*** MATERIAL TO PROCESS ***

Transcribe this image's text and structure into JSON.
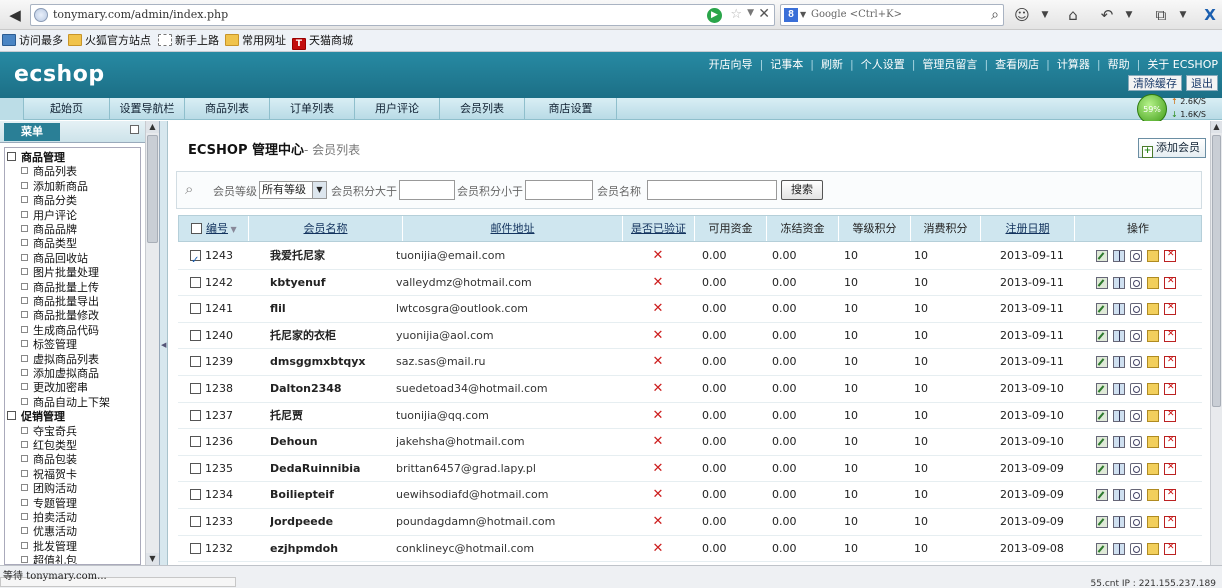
{
  "browser": {
    "url": "tonymary.com/admin/index.php",
    "search_placeholder": "Google <Ctrl+K>",
    "google_letter": "8",
    "status": "等待 tonymary.com...",
    "status_right": "55.cnt  IP : 221.155.237.189"
  },
  "bookmarks": [
    {
      "label": "访问最多",
      "icon": "bookmark-icon"
    },
    {
      "label": "火狐官方站点",
      "icon": "folder-icon"
    },
    {
      "label": "新手上路",
      "icon": "page-icon"
    },
    {
      "label": "常用网址",
      "icon": "folder-icon"
    },
    {
      "label": "天猫商城",
      "icon": "tmall-icon"
    }
  ],
  "tmall_letter": "T",
  "header": {
    "logo": "ecshop",
    "links": [
      "开店向导",
      "记事本",
      "刷新",
      "个人设置",
      "管理员留言",
      "查看网店",
      "计算器",
      "帮助",
      "关于 ECSHOP"
    ],
    "clear_cache": "清除缓存",
    "logout": "退出"
  },
  "tabs": [
    "起始页",
    "设置导航栏",
    "商品列表",
    "订单列表",
    "用户评论",
    "会员列表",
    "商店设置"
  ],
  "network": {
    "percent": "59%",
    "up": "2.6K/S",
    "down": "1.6K/S"
  },
  "menu": {
    "title": "菜单",
    "items": [
      {
        "label": "商品管理",
        "group": true
      },
      {
        "label": "商品列表",
        "group": false
      },
      {
        "label": "添加新商品",
        "group": false
      },
      {
        "label": "商品分类",
        "group": false
      },
      {
        "label": "用户评论",
        "group": false
      },
      {
        "label": "商品品牌",
        "group": false
      },
      {
        "label": "商品类型",
        "group": false
      },
      {
        "label": "商品回收站",
        "group": false
      },
      {
        "label": "图片批量处理",
        "group": false
      },
      {
        "label": "商品批量上传",
        "group": false
      },
      {
        "label": "商品批量导出",
        "group": false
      },
      {
        "label": "商品批量修改",
        "group": false
      },
      {
        "label": "生成商品代码",
        "group": false
      },
      {
        "label": "标签管理",
        "group": false
      },
      {
        "label": "虚拟商品列表",
        "group": false
      },
      {
        "label": "添加虚拟商品",
        "group": false
      },
      {
        "label": "更改加密串",
        "group": false
      },
      {
        "label": "商品自动上下架",
        "group": false
      },
      {
        "label": "促销管理",
        "group": true
      },
      {
        "label": "夺宝奇兵",
        "group": false
      },
      {
        "label": "红包类型",
        "group": false
      },
      {
        "label": "商品包装",
        "group": false
      },
      {
        "label": "祝福贺卡",
        "group": false
      },
      {
        "label": "团购活动",
        "group": false
      },
      {
        "label": "专题管理",
        "group": false
      },
      {
        "label": "拍卖活动",
        "group": false
      },
      {
        "label": "优惠活动",
        "group": false
      },
      {
        "label": "批发管理",
        "group": false
      },
      {
        "label": "超值礼包",
        "group": false
      }
    ]
  },
  "page": {
    "title": "ECSHOP 管理中心",
    "subtitle": "- 会员列表",
    "add_button": "添加会员"
  },
  "filter": {
    "rank_label": "会员等级",
    "rank_value": "所有等级",
    "points_gt_label": "会员积分大于",
    "points_lt_label": "会员积分小于",
    "name_label": "会员名称",
    "search_button": "搜索"
  },
  "table": {
    "columns": [
      "编号",
      "会员名称",
      "邮件地址",
      "是否已验证",
      "可用资金",
      "冻结资金",
      "等级积分",
      "消费积分",
      "注册日期",
      "操作"
    ],
    "rows": [
      {
        "id": "1243",
        "name": "我爱托尼家",
        "email": "tuonijia@email.com",
        "verified": "✕",
        "funds": "0.00",
        "frozen": "0.00",
        "rank_points": "10",
        "pay_points": "10",
        "date": "2013-09-11",
        "checked": true
      },
      {
        "id": "1242",
        "name": "kbtyenuf",
        "email": "valleydmz@hotmail.com",
        "verified": "✕",
        "funds": "0.00",
        "frozen": "0.00",
        "rank_points": "10",
        "pay_points": "10",
        "date": "2013-09-11",
        "checked": false
      },
      {
        "id": "1241",
        "name": "flil",
        "email": "lwtcosgra@outlook.com",
        "verified": "✕",
        "funds": "0.00",
        "frozen": "0.00",
        "rank_points": "10",
        "pay_points": "10",
        "date": "2013-09-11",
        "checked": false
      },
      {
        "id": "1240",
        "name": "托尼家的衣柜",
        "email": "yuonijia@aol.com",
        "verified": "✕",
        "funds": "0.00",
        "frozen": "0.00",
        "rank_points": "10",
        "pay_points": "10",
        "date": "2013-09-11",
        "checked": false
      },
      {
        "id": "1239",
        "name": "dmsggmxbtqyx",
        "email": "saz.sas@mail.ru",
        "verified": "✕",
        "funds": "0.00",
        "frozen": "0.00",
        "rank_points": "10",
        "pay_points": "10",
        "date": "2013-09-11",
        "checked": false
      },
      {
        "id": "1238",
        "name": "Dalton2348",
        "email": "suedetoad34@hotmail.com",
        "verified": "✕",
        "funds": "0.00",
        "frozen": "0.00",
        "rank_points": "10",
        "pay_points": "10",
        "date": "2013-09-10",
        "checked": false
      },
      {
        "id": "1237",
        "name": "托尼贾",
        "email": "tuonijia@qq.com",
        "verified": "✕",
        "funds": "0.00",
        "frozen": "0.00",
        "rank_points": "10",
        "pay_points": "10",
        "date": "2013-09-10",
        "checked": false
      },
      {
        "id": "1236",
        "name": "Dehoun",
        "email": "jakehsha@hotmail.com",
        "verified": "✕",
        "funds": "0.00",
        "frozen": "0.00",
        "rank_points": "10",
        "pay_points": "10",
        "date": "2013-09-10",
        "checked": false
      },
      {
        "id": "1235",
        "name": "DedaRuinnibia",
        "email": "brittan6457@grad.lapy.pl",
        "verified": "✕",
        "funds": "0.00",
        "frozen": "0.00",
        "rank_points": "10",
        "pay_points": "10",
        "date": "2013-09-09",
        "checked": false
      },
      {
        "id": "1234",
        "name": "Boiliepteif",
        "email": "uewihsodiafd@hotmail.com",
        "verified": "✕",
        "funds": "0.00",
        "frozen": "0.00",
        "rank_points": "10",
        "pay_points": "10",
        "date": "2013-09-09",
        "checked": false
      },
      {
        "id": "1233",
        "name": "Jordpeede",
        "email": "poundagdamn@hotmail.com",
        "verified": "✕",
        "funds": "0.00",
        "frozen": "0.00",
        "rank_points": "10",
        "pay_points": "10",
        "date": "2013-09-09",
        "checked": false
      },
      {
        "id": "1232",
        "name": "ezjhpmdoh",
        "email": "conklineyc@hotmail.com",
        "verified": "✕",
        "funds": "0.00",
        "frozen": "0.00",
        "rank_points": "10",
        "pay_points": "10",
        "date": "2013-09-08",
        "checked": false
      }
    ]
  },
  "colors": {
    "header": "#1f7a92",
    "tabbar": "#c7e3ec",
    "table_head": "#cfe6ef",
    "cross": "#cc1d1d"
  }
}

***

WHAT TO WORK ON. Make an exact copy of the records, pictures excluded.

ANSWER SECTION.
Transcribe this image's text and structure into JSON.
{
  "browser": {
    "url": "tonymary.com/admin/index.php",
    "search_placeholder": "Google <Ctrl+K>",
    "google_letter": "8",
    "status": "等待 tonymary.com...",
    "status_right": "55.cnt  IP : 221.155.237.189"
  },
  "bookmarks": [
    {
      "label": "访问最多",
      "icon": "bookmark-icon"
    },
    {
      "label": "火狐官方站点",
      "icon": "folder-icon"
    },
    {
      "label": "新手上路",
      "icon": "page-icon"
    },
    {
      "label": "常用网址",
      "icon": "folder-icon"
    },
    {
      "label": "天猫商城",
      "icon": "tmall-icon"
    }
  ],
  "tmall_letter": "T",
  "header": {
    "logo": "ecshop",
    "links": [
      "开店向导",
      "记事本",
      "刷新",
      "个人设置",
      "管理员留言",
      "查看网店",
      "计算器",
      "帮助",
      "关于 ECSHOP"
    ],
    "clear_cache": "清除缓存",
    "logout": "退出"
  },
  "tabs": [
    "起始页",
    "设置导航栏",
    "商品列表",
    "订单列表",
    "用户评论",
    "会员列表",
    "商店设置"
  ],
  "network": {
    "percent": "59%",
    "up": "2.6K/S",
    "down": "1.6K/S"
  },
  "menu": {
    "title": "菜单",
    "items": [
      {
        "label": "商品管理",
        "group": true
      },
      {
        "label": "商品列表",
        "group": false
      },
      {
        "label": "添加新商品",
        "group": false
      },
      {
        "label": "商品分类",
        "group": false
      },
      {
        "label": "用户评论",
        "group": false
      },
      {
        "label": "商品品牌",
        "group": false
      },
      {
        "label": "商品类型",
        "group": false
      },
      {
        "label": "商品回收站",
        "group": false
      },
      {
        "label": "图片批量处理",
        "group": false
      },
      {
        "label": "商品批量上传",
        "group": false
      },
      {
        "label": "商品批量导出",
        "group": false
      },
      {
        "label": "商品批量修改",
        "group": false
      },
      {
        "label": "生成商品代码",
        "group": false
      },
      {
        "label": "标签管理",
        "group": false
      },
      {
        "label": "虚拟商品列表",
        "group": false
      },
      {
        "label": "添加虚拟商品",
        "group": false
      },
      {
        "label": "更改加密串",
        "group": false
      },
      {
        "label": "商品自动上下架",
        "group": false
      },
      {
        "label": "促销管理",
        "group": true
      },
      {
        "label": "夺宝奇兵",
        "group": false
      },
      {
        "label": "红包类型",
        "group": false
      },
      {
        "label": "商品包装",
        "group": false
      },
      {
        "label": "祝福贺卡",
        "group": false
      },
      {
        "label": "团购活动",
        "group": false
      },
      {
        "label": "专题管理",
        "group": false
      },
      {
        "label": "拍卖活动",
        "group": false
      },
      {
        "label": "优惠活动",
        "group": false
      },
      {
        "label": "批发管理",
        "group": false
      },
      {
        "label": "超值礼包",
        "group": false
      }
    ]
  },
  "page": {
    "title": "ECSHOP 管理中心",
    "subtitle": "- 会员列表",
    "add_button": "添加会员"
  },
  "filter": {
    "rank_label": "会员等级",
    "rank_value": "所有等级",
    "points_gt_label": "会员积分大于",
    "points_lt_label": "会员积分小于",
    "name_label": "会员名称",
    "search_button": "搜索"
  },
  "table": {
    "columns": [
      "编号",
      "会员名称",
      "邮件地址",
      "是否已验证",
      "可用资金",
      "冻结资金",
      "等级积分",
      "消费积分",
      "注册日期",
      "操作"
    ],
    "rows": [
      {
        "id": "1243",
        "name": "我爱托尼家",
        "email": "tuonijia@email.com",
        "verified": "✕",
        "funds": "0.00",
        "frozen": "0.00",
        "rank_points": "10",
        "pay_points": "10",
        "date": "2013-09-11",
        "checked": true
      },
      {
        "id": "1242",
        "name": "kbtyenuf",
        "email": "valleydmz@hotmail.com",
        "verified": "✕",
        "funds": "0.00",
        "frozen": "0.00",
        "rank_points": "10",
        "pay_points": "10",
        "date": "2013-09-11",
        "checked": false
      },
      {
        "id": "1241",
        "name": "flil",
        "email": "lwtcosgra@outlook.com",
        "verified": "✕",
        "funds": "0.00",
        "frozen": "0.00",
        "rank_points": "10",
        "pay_points": "10",
        "date": "2013-09-11",
        "checked": false
      },
      {
        "id": "1240",
        "name": "托尼家的衣柜",
        "email": "yuonijia@aol.com",
        "verified": "✕",
        "funds": "0.00",
        "frozen": "0.00",
        "rank_points": "10",
        "pay_points": "10",
        "date": "2013-09-11",
        "checked": false
      },
      {
        "id": "1239",
        "name": "dmsggmxbtqyx",
        "email": "saz.sas@mail.ru",
        "verified": "✕",
        "funds": "0.00",
        "frozen": "0.00",
        "rank_points": "10",
        "pay_points": "10",
        "date": "2013-09-11",
        "checked": false
      },
      {
        "id": "1238",
        "name": "Dalton2348",
        "email": "suedetoad34@hotmail.com",
        "verified": "✕",
        "funds": "0.00",
        "frozen": "0.00",
        "rank_points": "10",
        "pay_points": "10",
        "date": "2013-09-10",
        "checked": false
      },
      {
        "id": "1237",
        "name": "托尼贾",
        "email": "tuonijia@qq.com",
        "verified": "✕",
        "funds": "0.00",
        "frozen": "0.00",
        "rank_points": "10",
        "pay_points": "10",
        "date": "2013-09-10",
        "checked": false
      },
      {
        "id": "1236",
        "name": "Dehoun",
        "email": "jakehsha@hotmail.com",
        "verified": "✕",
        "funds": "0.00",
        "frozen": "0.00",
        "rank_points": "10",
        "pay_points": "10",
        "date": "2013-09-10",
        "checked": false
      },
      {
        "id": "1235",
        "name": "DedaRuinnibia",
        "email": "brittan6457@grad.lapy.pl",
        "verified": "✕",
        "funds": "0.00",
        "frozen": "0.00",
        "rank_points": "10",
        "pay_points": "10",
        "date": "2013-09-09",
        "checked": false
      },
      {
        "id": "1234",
        "name": "Boiliepteif",
        "email": "uewihsodiafd@hotmail.com",
        "verified": "✕",
        "funds": "0.00",
        "frozen": "0.00",
        "rank_points": "10",
        "pay_points": "10",
        "date": "2013-09-09",
        "checked": false
      },
      {
        "id": "1233",
        "name": "Jordpeede",
        "email": "poundagdamn@hotmail.com",
        "verified": "✕",
        "funds": "0.00",
        "frozen": "0.00",
        "rank_points": "10",
        "pay_points": "10",
        "date": "2013-09-09",
        "checked": false
      },
      {
        "id": "1232",
        "name": "ezjhpmdoh",
        "email": "conklineyc@hotmail.com",
        "verified": "✕",
        "funds": "0.00",
        "frozen": "0.00",
        "rank_points": "10",
        "pay_points": "10",
        "date": "2013-09-08",
        "checked": false
      }
    ]
  },
  "colors": {
    "header": "#1f7a92",
    "tabbar": "#c7e3ec",
    "table_head": "#cfe6ef",
    "cross": "#cc1d1d"
  }
}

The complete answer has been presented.